▶ [Source material]
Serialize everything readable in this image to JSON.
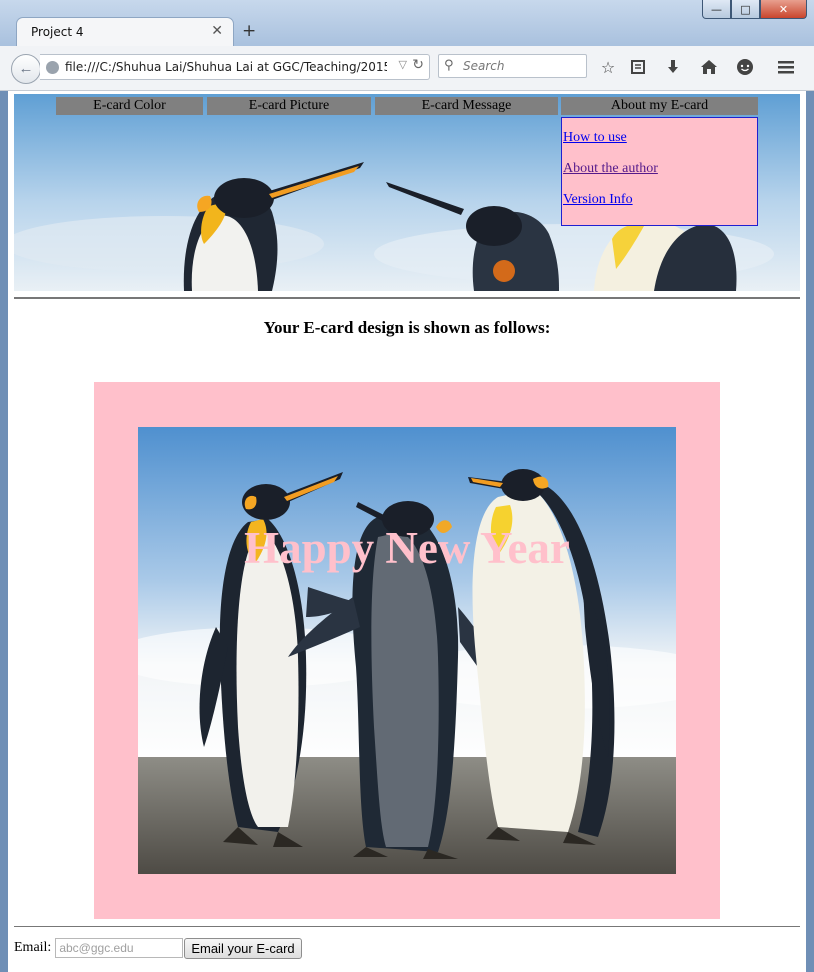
{
  "browser": {
    "tab_title": "Project 4",
    "url": "file:///C:/Shuhua Lai/Shuhua Lai at GGC/Teaching/2015_1_Sp",
    "search_placeholder": "Search",
    "window_controls": [
      "minimize-icon",
      "maximize-icon",
      "close-icon"
    ],
    "toolbar_icons": [
      "bookmark-star-icon",
      "reading-list-icon",
      "download-icon",
      "home-icon",
      "chat-icon",
      "hamburger-menu-icon"
    ]
  },
  "menu": {
    "items": [
      {
        "label": "E-card Color"
      },
      {
        "label": "E-card Picture"
      },
      {
        "label": "E-card Message"
      },
      {
        "label": "About my E-card"
      }
    ],
    "dropdown": [
      {
        "label": "How to use"
      },
      {
        "label": "About the author"
      },
      {
        "label": "Version Info"
      }
    ]
  },
  "page": {
    "heading": "Your E-card design is shown as follows:"
  },
  "ecard": {
    "background_color": "#ffc0cb",
    "message": "Happy New Year",
    "message_color": "#ffc0cb",
    "picture": "penguins"
  },
  "email": {
    "label": "Email:",
    "placeholder": "abc@ggc.edu",
    "button_label": "Email your E-card"
  }
}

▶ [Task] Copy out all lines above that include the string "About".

▶ [Task solution]
        "label": "About my E-card"
        "label": "About the author"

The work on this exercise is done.